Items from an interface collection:

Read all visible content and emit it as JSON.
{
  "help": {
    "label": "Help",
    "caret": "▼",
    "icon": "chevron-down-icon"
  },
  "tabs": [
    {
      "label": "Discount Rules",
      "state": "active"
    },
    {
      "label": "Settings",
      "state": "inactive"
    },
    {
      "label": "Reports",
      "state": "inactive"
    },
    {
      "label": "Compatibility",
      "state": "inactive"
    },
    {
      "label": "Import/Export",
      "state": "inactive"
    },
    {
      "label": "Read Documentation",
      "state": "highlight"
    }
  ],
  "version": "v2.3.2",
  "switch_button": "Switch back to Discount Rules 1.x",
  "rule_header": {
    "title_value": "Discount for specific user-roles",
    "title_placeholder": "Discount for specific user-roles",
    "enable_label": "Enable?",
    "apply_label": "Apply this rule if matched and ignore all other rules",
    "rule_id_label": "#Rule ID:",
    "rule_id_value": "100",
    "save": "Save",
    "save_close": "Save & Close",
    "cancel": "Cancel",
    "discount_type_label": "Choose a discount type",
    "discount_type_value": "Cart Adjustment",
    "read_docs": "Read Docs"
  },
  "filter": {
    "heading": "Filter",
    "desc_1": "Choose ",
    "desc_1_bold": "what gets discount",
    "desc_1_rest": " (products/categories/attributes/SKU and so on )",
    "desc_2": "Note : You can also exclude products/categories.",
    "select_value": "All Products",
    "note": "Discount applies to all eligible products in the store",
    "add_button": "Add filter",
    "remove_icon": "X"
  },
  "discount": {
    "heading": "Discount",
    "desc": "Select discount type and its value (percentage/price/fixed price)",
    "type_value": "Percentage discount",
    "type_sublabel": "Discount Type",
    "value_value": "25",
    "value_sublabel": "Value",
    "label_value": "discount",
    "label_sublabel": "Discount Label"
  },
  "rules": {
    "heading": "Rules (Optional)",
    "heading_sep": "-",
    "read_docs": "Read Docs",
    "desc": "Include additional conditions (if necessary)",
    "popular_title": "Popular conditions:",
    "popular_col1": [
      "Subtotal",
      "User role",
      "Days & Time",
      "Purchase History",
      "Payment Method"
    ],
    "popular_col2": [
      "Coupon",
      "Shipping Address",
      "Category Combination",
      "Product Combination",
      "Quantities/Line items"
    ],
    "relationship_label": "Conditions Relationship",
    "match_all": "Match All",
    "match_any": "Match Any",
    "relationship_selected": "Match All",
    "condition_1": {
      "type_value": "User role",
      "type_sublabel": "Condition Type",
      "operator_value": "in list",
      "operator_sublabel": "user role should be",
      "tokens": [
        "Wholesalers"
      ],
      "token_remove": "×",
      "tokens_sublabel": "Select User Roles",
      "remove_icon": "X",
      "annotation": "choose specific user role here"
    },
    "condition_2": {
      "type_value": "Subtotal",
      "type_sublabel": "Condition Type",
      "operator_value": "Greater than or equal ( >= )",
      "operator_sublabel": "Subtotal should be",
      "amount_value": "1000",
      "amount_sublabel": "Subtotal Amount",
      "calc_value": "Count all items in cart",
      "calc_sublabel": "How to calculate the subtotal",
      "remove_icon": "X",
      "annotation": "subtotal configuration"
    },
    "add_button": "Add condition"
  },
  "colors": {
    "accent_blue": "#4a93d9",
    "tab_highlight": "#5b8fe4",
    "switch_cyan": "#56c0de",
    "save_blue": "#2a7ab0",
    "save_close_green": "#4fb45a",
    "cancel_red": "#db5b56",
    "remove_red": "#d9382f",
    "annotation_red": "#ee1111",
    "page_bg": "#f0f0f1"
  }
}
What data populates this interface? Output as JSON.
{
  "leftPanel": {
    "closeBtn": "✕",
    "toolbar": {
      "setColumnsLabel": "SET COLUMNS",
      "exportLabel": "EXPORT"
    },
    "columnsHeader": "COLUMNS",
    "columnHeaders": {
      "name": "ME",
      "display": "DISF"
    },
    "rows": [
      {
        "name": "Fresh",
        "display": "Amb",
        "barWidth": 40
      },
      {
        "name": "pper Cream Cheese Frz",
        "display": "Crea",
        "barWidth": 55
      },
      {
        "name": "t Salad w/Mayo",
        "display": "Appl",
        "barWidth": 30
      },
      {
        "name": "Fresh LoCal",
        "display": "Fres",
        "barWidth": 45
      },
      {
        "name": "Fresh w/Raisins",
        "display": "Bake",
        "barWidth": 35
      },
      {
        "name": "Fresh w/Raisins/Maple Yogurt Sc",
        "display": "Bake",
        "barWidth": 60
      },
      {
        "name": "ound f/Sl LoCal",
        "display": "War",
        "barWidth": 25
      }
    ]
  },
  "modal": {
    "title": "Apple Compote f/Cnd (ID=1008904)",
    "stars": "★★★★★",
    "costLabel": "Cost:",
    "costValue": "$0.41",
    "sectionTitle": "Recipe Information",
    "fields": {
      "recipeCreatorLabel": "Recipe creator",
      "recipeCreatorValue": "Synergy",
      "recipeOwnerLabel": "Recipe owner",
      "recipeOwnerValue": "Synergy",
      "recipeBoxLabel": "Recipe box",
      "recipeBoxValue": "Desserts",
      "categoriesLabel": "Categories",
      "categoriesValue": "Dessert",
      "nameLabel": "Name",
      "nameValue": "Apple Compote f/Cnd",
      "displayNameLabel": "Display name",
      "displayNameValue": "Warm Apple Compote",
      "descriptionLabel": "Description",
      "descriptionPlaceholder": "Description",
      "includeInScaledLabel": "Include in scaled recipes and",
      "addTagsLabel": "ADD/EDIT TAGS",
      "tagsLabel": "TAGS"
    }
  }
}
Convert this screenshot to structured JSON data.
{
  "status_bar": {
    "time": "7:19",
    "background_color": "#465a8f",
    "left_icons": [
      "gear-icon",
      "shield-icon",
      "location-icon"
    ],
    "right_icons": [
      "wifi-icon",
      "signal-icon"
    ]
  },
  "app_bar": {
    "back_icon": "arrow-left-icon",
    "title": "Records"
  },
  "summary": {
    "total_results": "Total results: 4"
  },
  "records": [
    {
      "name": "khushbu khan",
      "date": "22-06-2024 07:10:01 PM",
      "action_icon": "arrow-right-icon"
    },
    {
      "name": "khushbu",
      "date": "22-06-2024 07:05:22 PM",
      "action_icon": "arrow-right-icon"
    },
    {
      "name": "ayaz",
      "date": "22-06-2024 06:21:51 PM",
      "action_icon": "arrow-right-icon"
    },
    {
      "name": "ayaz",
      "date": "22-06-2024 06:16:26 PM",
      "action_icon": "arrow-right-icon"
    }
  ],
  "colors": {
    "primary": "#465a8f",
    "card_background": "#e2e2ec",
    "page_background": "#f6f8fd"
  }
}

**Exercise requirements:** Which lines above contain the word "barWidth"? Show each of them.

**Result:**
        "barWidth": 40
        "barWidth": 55
        "barWidth": 30
        "barWidth": 45
        "barWidth": 35
        "barWidth": 60
        "barWidth": 25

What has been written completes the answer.